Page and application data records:

<<<<

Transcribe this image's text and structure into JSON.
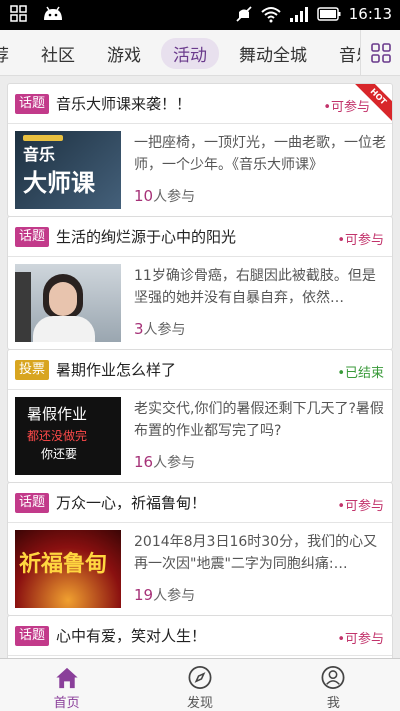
{
  "status_bar": {
    "time": "16:13",
    "icons": [
      "apps-grid-icon",
      "android-icon",
      "mute-icon",
      "wifi-icon",
      "signal-icon",
      "battery-icon"
    ]
  },
  "tabs": {
    "items": [
      {
        "label": "荐"
      },
      {
        "label": "社区"
      },
      {
        "label": "游戏"
      },
      {
        "label": "活动"
      },
      {
        "label": "舞动全城"
      },
      {
        "label": "音乐"
      }
    ],
    "active_index": 3,
    "grid_icon": "grid-menu-icon"
  },
  "feed": {
    "cards": [
      {
        "badge": "话题",
        "title": "音乐大师课来袭！！",
        "status": "•可参与",
        "hot": "HOT",
        "desc": "一把座椅，一顶灯光，一曲老歌，一位老师，一个少年。《音乐大师课》",
        "count": "10",
        "count_suffix": "人参与",
        "thumb_text_1": "音乐",
        "thumb_text_2": "大师课"
      },
      {
        "badge": "话题",
        "title": "生活的绚烂源于心中的阳光",
        "status": "•可参与",
        "desc": "11岁确诊骨癌，右腿因此被截肢。但是坚强的她并没有自暴自弃，依然…",
        "count": "3",
        "count_suffix": "人参与"
      },
      {
        "badge": "投票",
        "title": "暑期作业怎么样了",
        "status": "•已结束",
        "desc": "老实交代,你们的暑假还剩下几天了?暑假布置的作业都写完了吗?",
        "count": "16",
        "count_suffix": "人参与",
        "thumb_text_1": "暑假作业",
        "thumb_text_2": "都还没做完",
        "thumb_text_3": "你还要"
      },
      {
        "badge": "话题",
        "title": "万众一心，祈福鲁甸！",
        "status": "•可参与",
        "desc": "2014年8月3日16时30分，我们的心又再一次因\"地震\"二字为同胞纠痛:…",
        "count": "19",
        "count_suffix": "人参与",
        "thumb_text_1": "祈福鲁甸"
      },
      {
        "badge": "话题",
        "title": "心中有爱，笑对人生！",
        "status": "•可参与"
      }
    ]
  },
  "bottom_nav": {
    "items": [
      {
        "label": "首页",
        "icon": "home-icon"
      },
      {
        "label": "发现",
        "icon": "compass-icon"
      },
      {
        "label": "我",
        "icon": "user-icon"
      }
    ],
    "active_index": 0
  },
  "colors": {
    "accent": "#8a3f9a",
    "badge_topic": "#c23a8a",
    "badge_vote": "#d8a520",
    "status_open": "#c2336b",
    "status_ended": "#3a9a3a"
  }
}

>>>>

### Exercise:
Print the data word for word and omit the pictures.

### Reply:
Transcribe this image's text and structure into JSON.
{
  "status_bar": {
    "time": "16:13",
    "icons": [
      "apps-grid-icon",
      "android-icon",
      "mute-icon",
      "wifi-icon",
      "signal-icon",
      "battery-icon"
    ]
  },
  "tabs": {
    "items": [
      {
        "label": "荐"
      },
      {
        "label": "社区"
      },
      {
        "label": "游戏"
      },
      {
        "label": "活动"
      },
      {
        "label": "舞动全城"
      },
      {
        "label": "音乐"
      }
    ],
    "active_index": 3,
    "grid_icon": "grid-menu-icon"
  },
  "feed": {
    "cards": [
      {
        "badge": "话题",
        "title": "音乐大师课来袭！！",
        "status": "•可参与",
        "hot": "HOT",
        "desc": "一把座椅，一顶灯光，一曲老歌，一位老师，一个少年。《音乐大师课》",
        "count": "10",
        "count_suffix": "人参与",
        "thumb_text_1": "音乐",
        "thumb_text_2": "大师课"
      },
      {
        "badge": "话题",
        "title": "生活的绚烂源于心中的阳光",
        "status": "•可参与",
        "desc": "11岁确诊骨癌，右腿因此被截肢。但是坚强的她并没有自暴自弃，依然…",
        "count": "3",
        "count_suffix": "人参与"
      },
      {
        "badge": "投票",
        "title": "暑期作业怎么样了",
        "status": "•已结束",
        "desc": "老实交代,你们的暑假还剩下几天了?暑假布置的作业都写完了吗?",
        "count": "16",
        "count_suffix": "人参与",
        "thumb_text_1": "暑假作业",
        "thumb_text_2": "都还没做完",
        "thumb_text_3": "你还要"
      },
      {
        "badge": "话题",
        "title": "万众一心，祈福鲁甸！",
        "status": "•可参与",
        "desc": "2014年8月3日16时30分，我们的心又再一次因\"地震\"二字为同胞纠痛:…",
        "count": "19",
        "count_suffix": "人参与",
        "thumb_text_1": "祈福鲁甸"
      },
      {
        "badge": "话题",
        "title": "心中有爱，笑对人生！",
        "status": "•可参与"
      }
    ]
  },
  "bottom_nav": {
    "items": [
      {
        "label": "首页",
        "icon": "home-icon"
      },
      {
        "label": "发现",
        "icon": "compass-icon"
      },
      {
        "label": "我",
        "icon": "user-icon"
      }
    ],
    "active_index": 0
  },
  "colors": {
    "accent": "#8a3f9a",
    "badge_topic": "#c23a8a",
    "badge_vote": "#d8a520",
    "status_open": "#c2336b",
    "status_ended": "#3a9a3a"
  }
}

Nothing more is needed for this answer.